And yet, Christ saw him as someone who was lost and needed finding.
I read a story last week about a store owner in London who got so fed up with the customers coming into his store that he stopped letting them in.
Sohan Singh has banned customers from his grocery store. He told a London newspaper that he was forced to take such drastic action because of people’s bad manners. First, he banned smoking, then crude language, baby strollers, pets and finally customers themselves. Shoppers now must look through the window to spot items they want and then ring a bell to be served through a small hatch in the door. “I have lost business, but I cannot say how much,” Singh said. “I am a man of principles, and I stand by my decision.” (In Flagstaff Live, June 4-10, 1998.)
How quickly people lose sight of their purpose. I remember feeling really angry one time about a t-shirt a guy was wearing at an airport when I was a young pastor. I wanted to confront him and really fantasizes about beating him up! Then I was reminded of how Jesus loved sinners.
Look again at this passage:
7 All the people saw this and began to mutter, “He has gone to be the guest of a sinner.”
Jesus reminded them of his purpose:
For the Son of Man came to seek and to save the lost.” (Luke 19:1-9)
Christ has given us the same purpose in the “Great Commission” in Matthew 26:19-20:
19 Therefore go and make disciples of all nations, baptizing them in the name of the Father and of the Son and of the Holy Spirit, 20 and teaching them to obey everything I have commanded you. And surely I am with you always, to the very end of the age.” (Matthew 26:19-20)
3. What it took for Christ to find us

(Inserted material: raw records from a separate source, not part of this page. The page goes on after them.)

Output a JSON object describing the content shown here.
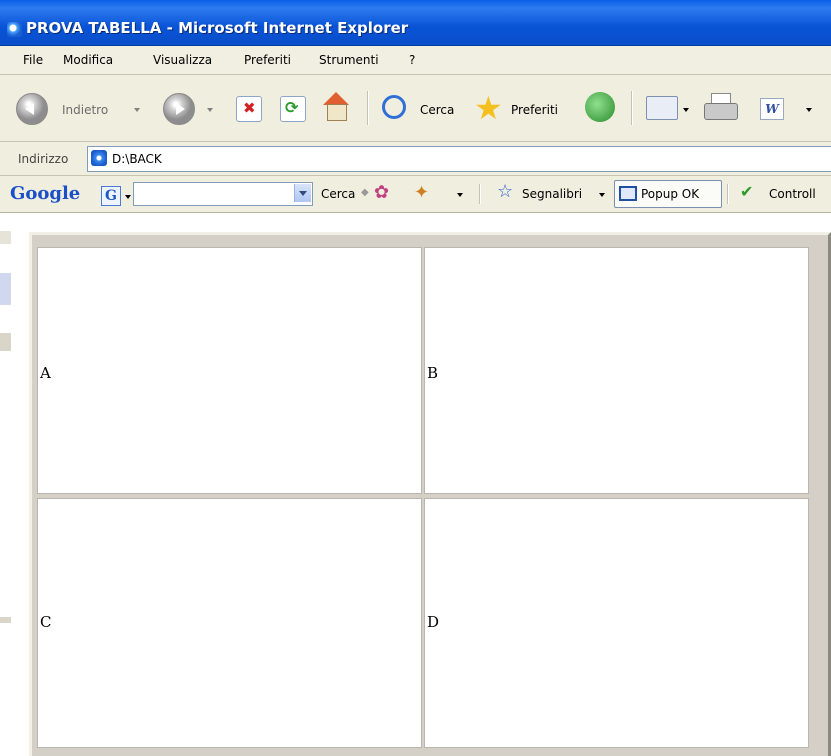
{
  "window": {
    "title": "PROVA TABELLA - Microsoft Internet Explorer"
  },
  "menu": [
    "File",
    "Modifica",
    "Visualizza",
    "Preferiti",
    "Strumenti",
    "?"
  ],
  "toolbar": {
    "back_label": "Indietro",
    "search_label": "Cerca",
    "favorites_label": "Preferiti"
  },
  "address": {
    "label": "Indirizzo",
    "value": "D:\\BACK"
  },
  "google_toolbar": {
    "logo": "Google",
    "search_label": "Cerca",
    "bookmarks_label": "Segnalibri",
    "popup_label": "Popup OK",
    "spell_label": "Controll"
  },
  "table": {
    "cells": [
      "A",
      "B",
      "C",
      "D"
    ]
  }
}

Thirdly, I want you to see what it took for Christ to find us. He came to us. He pursued us. He came to this village of Jericho and found this tiny man who was so despised and hated- and he stopped the crowd and called his name.

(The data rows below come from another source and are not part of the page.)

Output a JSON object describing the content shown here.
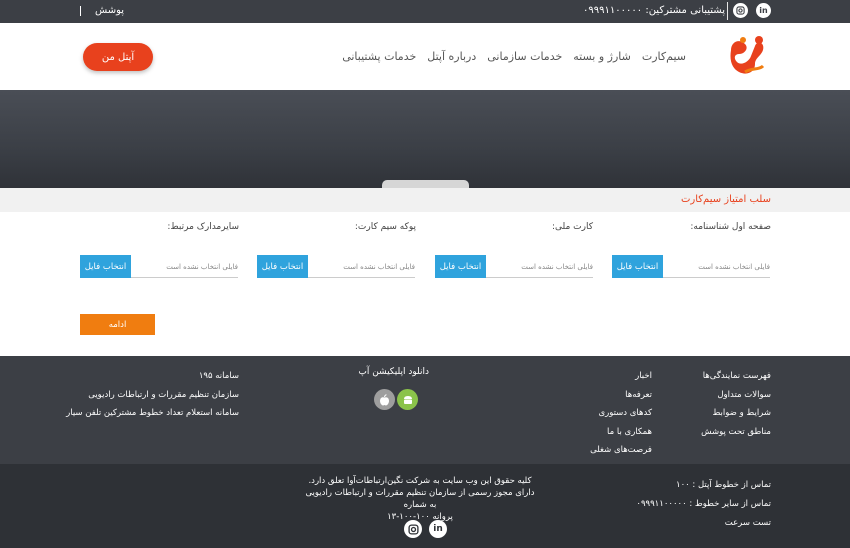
{
  "topbar": {
    "support_text": "پشتیبانی مشترکین: ۰۹۹۹۱۱۰۰۰۰۰",
    "coverage_link": "پوشش",
    "linkedin_icon": "linkedin-icon",
    "instagram_icon": "instagram-icon"
  },
  "header": {
    "logo_icon": "aptel-logo",
    "nav": [
      "سیم‌کارت",
      "شارژ و بسته",
      "خدمات سازمانی",
      "درباره آپتل",
      "خدمات پشتیبانی"
    ],
    "my_aptel_button": "آپتل من"
  },
  "form": {
    "title": "سلب امتیاز سیم‌کارت",
    "fields": [
      {
        "label": "صفحه اول شناسنامه:",
        "button": "انتخاب فایل",
        "status": "فایلی انتخاب نشده است"
      },
      {
        "label": "کارت ملی:",
        "button": "انتخاب فایل",
        "status": "فایلی انتخاب نشده است"
      },
      {
        "label": "پوکه سیم کارت:",
        "button": "انتخاب فایل",
        "status": "فایلی انتخاب نشده است"
      },
      {
        "label": "سایرمدارک مرتبط:",
        "button": "انتخاب فایل",
        "status": "فایلی انتخاب نشده است"
      }
    ],
    "continue_button": "ادامه"
  },
  "footer": {
    "col1": [
      "فهرست نمایندگی‌ها",
      "سوالات متداول",
      "شرایط و ضوابط",
      "مناطق تحت پوشش"
    ],
    "col2": [
      "اخبار",
      "تعرفه‌ها",
      "کدهای دستوری",
      "همکاری با ما",
      "فرصت‌های شغلی"
    ],
    "app_title": "دانلود اپلیکیشن آپ",
    "col3": [
      "سامانه ۱۹۵",
      "سازمان تنظیم مقررات و ارتباطات رادیویی",
      "سامانه استعلام تعداد خطوط مشترکین تلفن سیار"
    ]
  },
  "bottom": {
    "contacts": [
      "تماس از خطوط آپتل : ۱۰۰",
      "تماس از سایر خطوط : ۰۹۹۹۱۱۰۰۰۰۰",
      "تست سرعت"
    ],
    "copyright_line1": "کلیه حقوق این وب سایت به شرکت نگین‌ارتباطات‌آوا تعلق دارد.",
    "copyright_line2": "دارای مجوز رسمی از سازمان تنظیم مقررات و ارتباطات رادیویی به شماره",
    "copyright_line3": "پروانه ۱۰۰-۱۰۰-۱۳"
  },
  "colors": {
    "accent": "#e8411d",
    "file_button": "#2fa3dd",
    "continue_button": "#f07d10",
    "footer_bg": "#3c3f45"
  }
}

There is great symbolism in this.
He comes to you and me in both in a general way and in a particular way. He came to save the whole world but he also came to pursue you as if you were the only person in the world.

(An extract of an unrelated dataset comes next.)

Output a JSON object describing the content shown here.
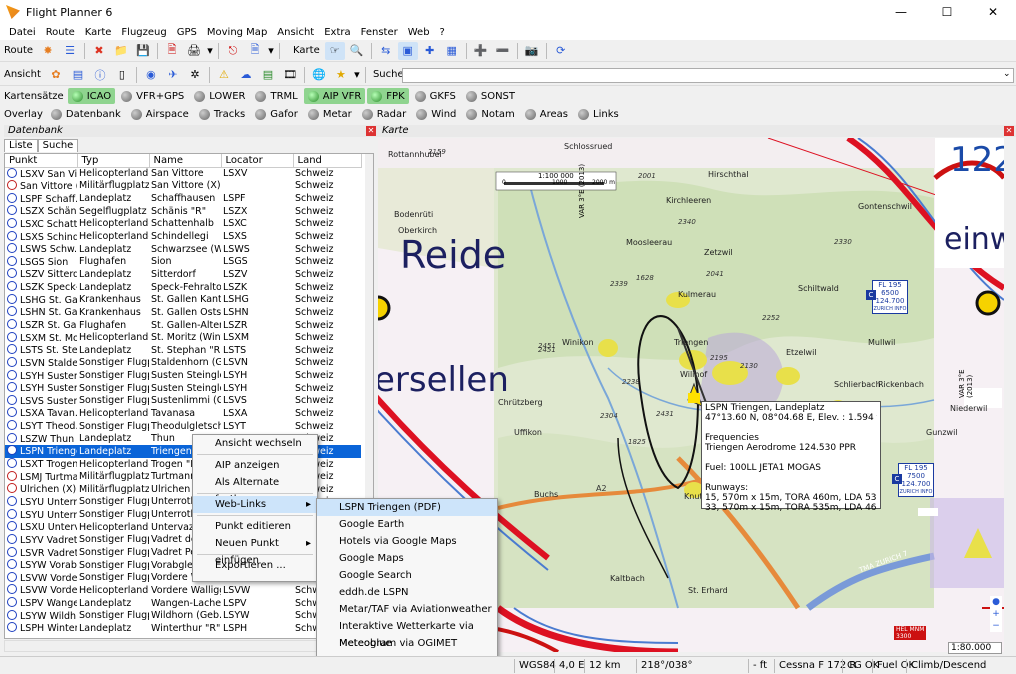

John Stott calls the Holy Spirit the “hound of heaven”. In his testimony in his book “Basic Christianity”, he makes this point:
[My faith is] due to Jesus Christ himself, who pursued me relentlessly even when I was running away from him in order to go my own way. And if it were not for the gracious pursuit of the hound of heaven I would today be on the scrap-heap of wasted and discarded lives. (John Stott, Basic Christianity)
4. How Christ changes us completely
Notice what happens to Zacchaeus. His life is so utterly changed that he pledges to give 50% of his income back to the community. Nowhere in scripture does it say to give away 50%. The Bible teaches at least the tithe should be given away. Our lives are to give away as Christ gave his life for us. But real change has come to Zacchaeus.
His heart is directed toward his neighbors
He has given up on his obvious idolatry
He has real concern about pleasing Christ with his life
He becomes radically generous.
All of these things are what happens to a person who has been changed by the gospel.
- How does Christ pursue us?
- Why is it significant that Zacchaeus climbed a tree? How does this relate to the way we are to come to Christ?
- What did Christ tell us to do in the Great Commission In Matthew 26:19-20?
- How does your life reflect this purpose?
- Are there people in your own life who don’t know Christ that you are regularly praying for?
- What are some resolutions you can make this year toward the Great Commission?